Work task: Copy out, from the entries below, each line holding the string "title".
┌─ Records shown
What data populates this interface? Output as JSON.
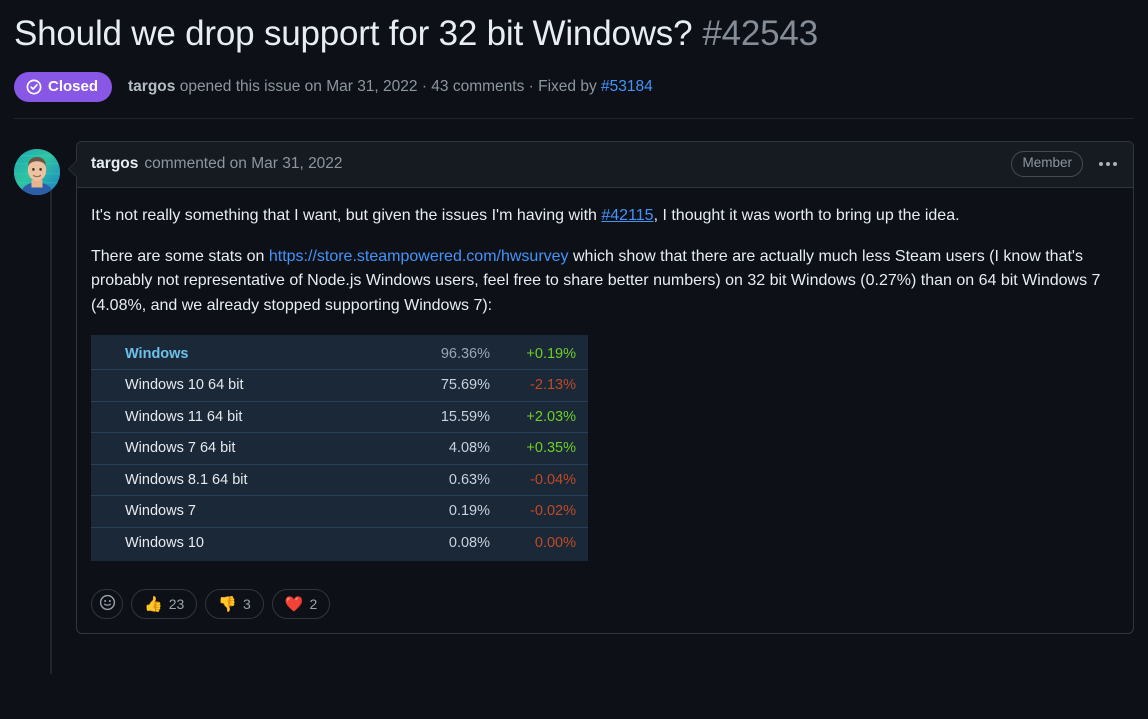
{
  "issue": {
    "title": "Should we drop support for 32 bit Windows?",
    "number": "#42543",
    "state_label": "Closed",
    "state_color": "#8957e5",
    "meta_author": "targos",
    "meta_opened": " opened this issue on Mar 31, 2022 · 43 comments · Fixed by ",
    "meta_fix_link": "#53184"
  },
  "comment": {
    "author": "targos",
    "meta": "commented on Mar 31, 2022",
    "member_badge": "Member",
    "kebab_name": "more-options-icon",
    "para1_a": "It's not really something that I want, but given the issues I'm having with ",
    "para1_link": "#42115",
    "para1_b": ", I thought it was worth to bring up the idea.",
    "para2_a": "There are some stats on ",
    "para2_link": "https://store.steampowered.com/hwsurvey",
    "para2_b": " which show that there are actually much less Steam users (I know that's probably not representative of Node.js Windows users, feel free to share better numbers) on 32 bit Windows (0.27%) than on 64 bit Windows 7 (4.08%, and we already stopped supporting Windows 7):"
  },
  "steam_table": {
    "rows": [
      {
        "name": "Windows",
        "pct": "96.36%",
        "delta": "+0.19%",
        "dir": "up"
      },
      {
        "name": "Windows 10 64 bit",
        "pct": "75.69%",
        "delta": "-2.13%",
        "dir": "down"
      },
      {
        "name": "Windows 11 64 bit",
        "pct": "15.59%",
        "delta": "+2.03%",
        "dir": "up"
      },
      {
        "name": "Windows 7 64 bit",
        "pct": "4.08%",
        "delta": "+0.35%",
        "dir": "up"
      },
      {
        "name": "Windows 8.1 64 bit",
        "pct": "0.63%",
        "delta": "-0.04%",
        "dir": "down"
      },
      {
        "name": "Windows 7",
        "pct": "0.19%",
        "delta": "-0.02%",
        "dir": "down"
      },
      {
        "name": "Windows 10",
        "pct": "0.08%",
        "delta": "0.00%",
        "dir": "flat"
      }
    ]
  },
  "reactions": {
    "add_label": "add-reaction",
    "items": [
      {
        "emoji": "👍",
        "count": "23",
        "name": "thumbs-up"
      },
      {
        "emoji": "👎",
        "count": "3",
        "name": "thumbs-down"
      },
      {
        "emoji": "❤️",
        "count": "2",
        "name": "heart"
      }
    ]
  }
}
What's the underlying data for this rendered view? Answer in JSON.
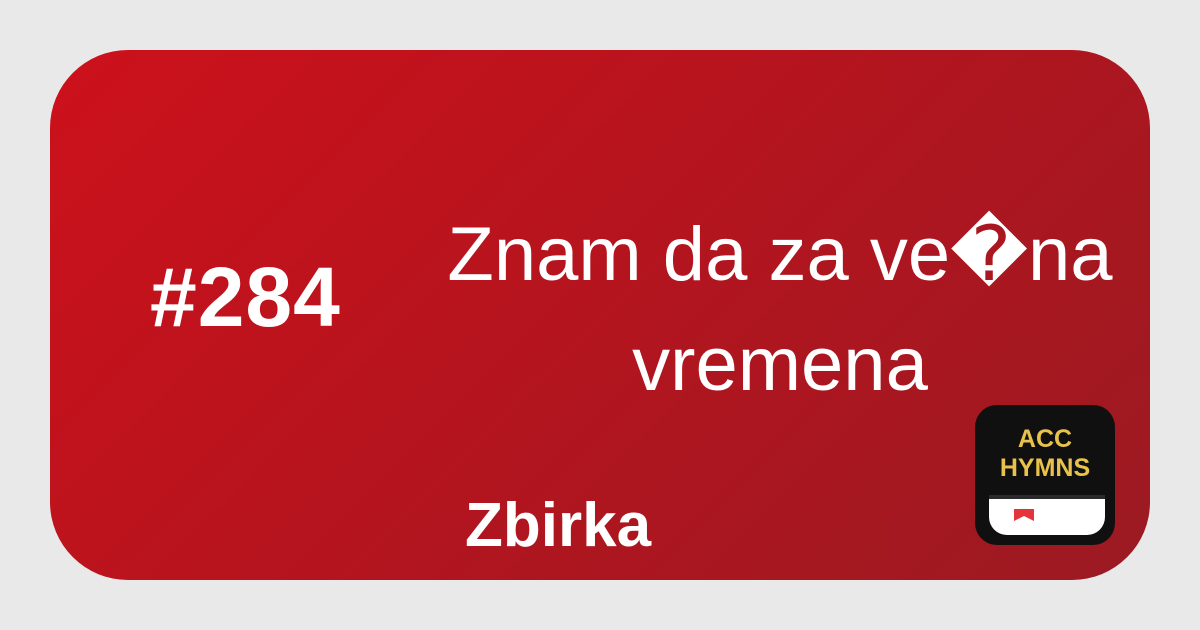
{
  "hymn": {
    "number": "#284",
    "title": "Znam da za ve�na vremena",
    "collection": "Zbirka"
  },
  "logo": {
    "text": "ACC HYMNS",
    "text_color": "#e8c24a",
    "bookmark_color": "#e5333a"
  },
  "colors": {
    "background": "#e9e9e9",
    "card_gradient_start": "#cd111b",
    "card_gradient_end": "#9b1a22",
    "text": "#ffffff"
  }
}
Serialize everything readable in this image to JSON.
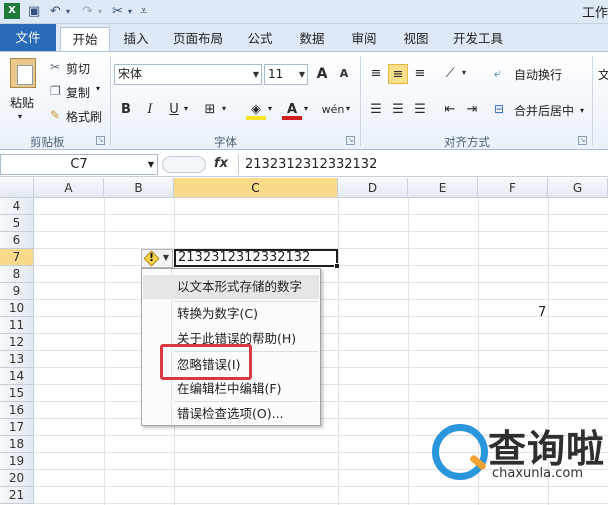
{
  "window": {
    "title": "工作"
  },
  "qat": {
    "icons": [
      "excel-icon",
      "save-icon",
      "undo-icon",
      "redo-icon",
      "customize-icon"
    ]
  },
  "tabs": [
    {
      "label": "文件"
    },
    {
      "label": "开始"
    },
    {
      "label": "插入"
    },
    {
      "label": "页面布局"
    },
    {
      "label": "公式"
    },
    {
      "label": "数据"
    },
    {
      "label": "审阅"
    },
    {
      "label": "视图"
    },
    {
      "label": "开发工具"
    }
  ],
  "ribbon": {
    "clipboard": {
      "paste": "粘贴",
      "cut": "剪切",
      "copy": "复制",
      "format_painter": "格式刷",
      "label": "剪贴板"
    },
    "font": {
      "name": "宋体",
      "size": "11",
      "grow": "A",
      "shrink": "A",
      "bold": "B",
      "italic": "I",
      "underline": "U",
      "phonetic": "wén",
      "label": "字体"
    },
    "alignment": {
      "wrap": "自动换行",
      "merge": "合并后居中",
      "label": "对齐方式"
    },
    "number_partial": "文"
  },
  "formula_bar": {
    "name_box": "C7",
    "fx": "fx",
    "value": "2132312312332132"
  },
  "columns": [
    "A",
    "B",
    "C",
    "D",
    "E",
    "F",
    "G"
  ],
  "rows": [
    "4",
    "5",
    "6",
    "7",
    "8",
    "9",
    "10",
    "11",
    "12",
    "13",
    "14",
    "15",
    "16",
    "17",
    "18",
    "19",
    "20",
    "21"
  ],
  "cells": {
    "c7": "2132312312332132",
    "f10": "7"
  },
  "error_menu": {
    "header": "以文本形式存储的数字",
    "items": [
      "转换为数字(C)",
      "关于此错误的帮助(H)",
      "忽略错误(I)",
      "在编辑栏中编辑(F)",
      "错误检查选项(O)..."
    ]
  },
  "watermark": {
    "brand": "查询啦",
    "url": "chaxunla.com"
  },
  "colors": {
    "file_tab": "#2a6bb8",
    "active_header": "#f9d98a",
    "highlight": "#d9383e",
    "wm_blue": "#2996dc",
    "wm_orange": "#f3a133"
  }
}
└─
Result of this exercise:
    "title": "Should we drop support for 32 bit Windows?",
    "title": "Znam da za ve�na vremena",
    "title": "工作"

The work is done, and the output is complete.